Being a Christian isn’t comfortable, nor is it safe (depending on your definition of safe). There’s a cost. There’s also great relief and reward, but that’s a topic for another day.
In The Lion, the Witch, and the Wardrobe, Susan asked this about Aslan the great lion. “Is he-quite safe?” “Safe?” said Mr. Beaver… “Who said anything about safe? ‘Course he isn’t safe. But he’s good.”
So back to Bonhoeffer. He was a Lutheran pastor known for his staunch resistance to the Nazis. He’s known for his writings on Christianity’s role in the secular world and was a founding member of the Confessing Church, a movement within German Protestantism during the Nazi era in opposition to government-sponsored efforts to unify all Protestant churches into a single pro-Nazi church.

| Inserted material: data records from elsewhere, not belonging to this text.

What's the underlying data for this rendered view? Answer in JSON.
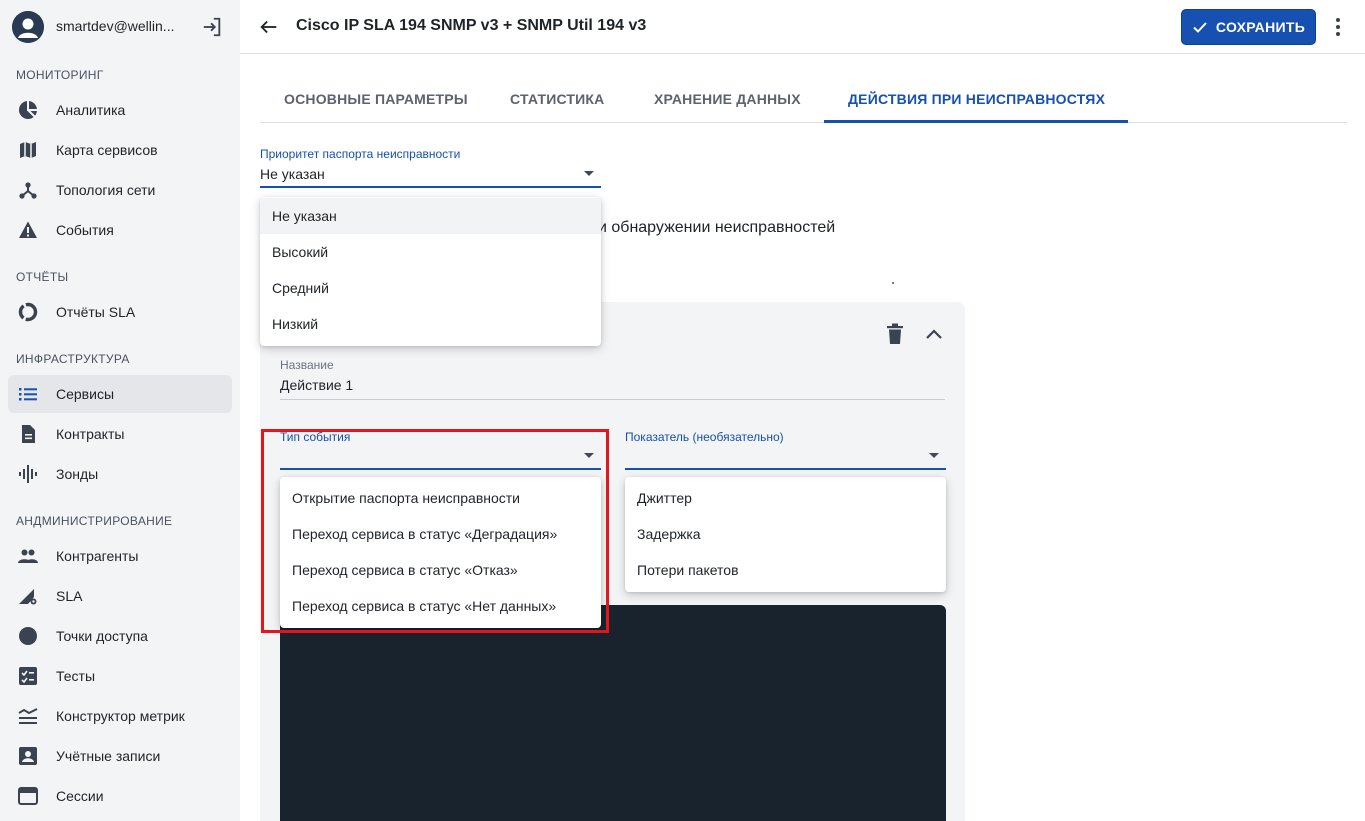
{
  "user": {
    "email": "smartdev@wellin..."
  },
  "sidebar": {
    "sections": [
      {
        "label": "МОНИТОРИНГ"
      },
      {
        "label": "ОТЧЁТЫ"
      },
      {
        "label": "ИНФРАСТРУКТУРА"
      },
      {
        "label": "АНДМИНИСТРИРОВАНИЕ"
      }
    ],
    "items": [
      {
        "label": "Аналитика",
        "icon": "pie-chart-icon"
      },
      {
        "label": "Карта сервисов",
        "icon": "map-icon"
      },
      {
        "label": "Топология сети",
        "icon": "topology-icon"
      },
      {
        "label": "События",
        "icon": "warning-icon"
      },
      {
        "label": "Отчёты SLA",
        "icon": "donut-icon"
      },
      {
        "label": "Сервисы",
        "icon": "list-icon",
        "active": true
      },
      {
        "label": "Контракты",
        "icon": "document-icon"
      },
      {
        "label": "Зонды",
        "icon": "waveform-icon"
      },
      {
        "label": "Контрагенты",
        "icon": "people-icon"
      },
      {
        "label": "SLA",
        "icon": "signal-gear-icon"
      },
      {
        "label": "Точки доступа",
        "icon": "circle-icon"
      },
      {
        "label": "Тесты",
        "icon": "checklist-icon"
      },
      {
        "label": "Конструктор метрик",
        "icon": "metrics-icon"
      },
      {
        "label": "Учётные записи",
        "icon": "account-icon"
      },
      {
        "label": "Сессии",
        "icon": "window-icon"
      }
    ]
  },
  "header": {
    "title": "Cisco IP SLA 194 SNMP v3 + SNMP Util 194 v3",
    "save_label": "СОХРАНИТЬ"
  },
  "tabs": [
    {
      "label": "ОСНОВНЫЕ ПАРАМЕТРЫ"
    },
    {
      "label": "СТАТИСТИКА"
    },
    {
      "label": "ХРАНЕНИЕ ДАННЫХ"
    },
    {
      "label": "ДЕЙСТВИЯ ПРИ НЕИСПРАВНОСТЯХ",
      "active": true
    }
  ],
  "priority": {
    "label": "Приоритет паспорта неисправности",
    "value": "Не указан",
    "options": [
      "Не указан",
      "Высокий",
      "Средний",
      "Низкий"
    ]
  },
  "background_text": "и обнаружении неисправностей",
  "action": {
    "name_label": "Название",
    "name_value": "Действие 1",
    "event_type": {
      "label": "Тип события",
      "options": [
        "Открытие паспорта неисправности",
        "Переход сервиса в статус «Деградация»",
        "Переход сервиса в статус «Отказ»",
        "Переход сервиса в статус «Нет данных»"
      ]
    },
    "indicator": {
      "label": "Показатель (необязательно)",
      "options": [
        "Джиттер",
        "Задержка",
        "Потери пакетов"
      ]
    }
  },
  "colors": {
    "accent": "#1650b0",
    "highlight": "#e6141c",
    "sidebar_bg": "#f3f4f6",
    "dark_block": "#18232e"
  }
}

(Of the 18,000 Protestant pastors in Germany at the time, 3000 adhered to the pro-Nazi church, 3000 to the Confessing Church, and 12,000 chose not to affiliate with either.)

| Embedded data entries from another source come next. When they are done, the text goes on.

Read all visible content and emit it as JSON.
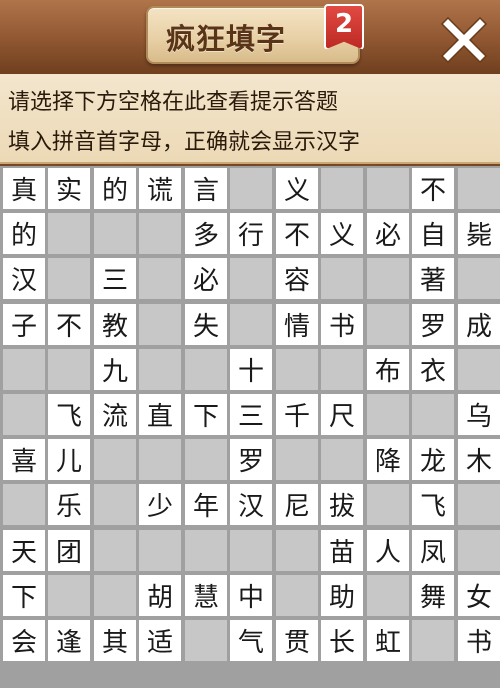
{
  "header": {
    "title": "疯狂填字",
    "level": "2",
    "close_icon": "close-x-icon"
  },
  "hint": {
    "line1": "请选择下方空格在此查看提示答题",
    "line2": "填入拼音首字母，正确就会显示汉字"
  },
  "board": {
    "columns": 11,
    "rows": 11,
    "cells": [
      [
        "真",
        "实",
        "的",
        "谎",
        "言",
        "",
        "义",
        "",
        "",
        "不",
        ""
      ],
      [
        "的",
        "",
        "",
        "",
        "多",
        "行",
        "不",
        "义",
        "必",
        "自",
        "毙"
      ],
      [
        "汉",
        "",
        "三",
        "",
        "必",
        "",
        "容",
        "",
        "",
        "著",
        ""
      ],
      [
        "子",
        "不",
        "教",
        "",
        "失",
        "",
        "情",
        "书",
        "",
        "罗",
        "成"
      ],
      [
        "",
        "",
        "九",
        "",
        "",
        "十",
        "",
        "",
        "布",
        "衣",
        ""
      ],
      [
        "",
        "飞",
        "流",
        "直",
        "下",
        "三",
        "千",
        "尺",
        "",
        "",
        "乌"
      ],
      [
        "喜",
        "儿",
        "",
        "",
        "",
        "罗",
        "",
        "",
        "降",
        "龙",
        "木"
      ],
      [
        "",
        "乐",
        "",
        "少",
        "年",
        "汉",
        "尼",
        "拔",
        "",
        "飞",
        ""
      ],
      [
        "天",
        "团",
        "",
        "",
        "",
        "",
        "",
        "苗",
        "人",
        "凤",
        ""
      ],
      [
        "下",
        "",
        "",
        "胡",
        "慧",
        "中",
        "",
        "助",
        "",
        "舞",
        "女"
      ],
      [
        "会",
        "逢",
        "其",
        "适",
        "",
        "气",
        "贯",
        "长",
        "虹",
        "",
        "书"
      ]
    ]
  }
}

Bonhoeffer was arrested in April 1943 by the Gestapo and imprisoned for a year and a half. Later, he was transferred to Flossenbürg concentration camp. For standing up for what he believed, he was hanged on
April 9, 1945 as the Nazi regime was collapsing, twenty-one days before Hitler committed suicide.
Here are some of his famous quotes.
“We are not to simply bandage the wounds of victims beneath the wheels of injustice, we are to drive a spoke into the wheel itself.”
On Judging Others:
“Judging others makes us blind, whereas love is illuminating.”
“There is no way to peace along the way of safety. For peace must be dared; it is itself the great venture and can never be safe.”
To summarize, things aren’t comfortable, peaceful, or safe in our country right now. Black Americans, American Indians, and others have known this for centuries; whites are waking up. There are schisms in our culture and within the Church. I hold out hope, because God’s not caught off guard. He’ll use it all for great good ultimately. The path, however, is a rocky one.
Theodore Roosevelt said, “Nothing in the world is worth having or worth doing unless it means effort, pain, difficulty.” Change is upon us whether we like it or not. We have the opportunity to lean into it, but it’ll cost us. Status quo is not an option. Bonhoeffer’s leadership cost him his life but helped change the modern world. I’m not trying to be overly dramatic, but I want to be girded in order to stand strong. That’s why I’m reading The Cost of Discipleship.
“Peace must be dared. It is itself the great venture.”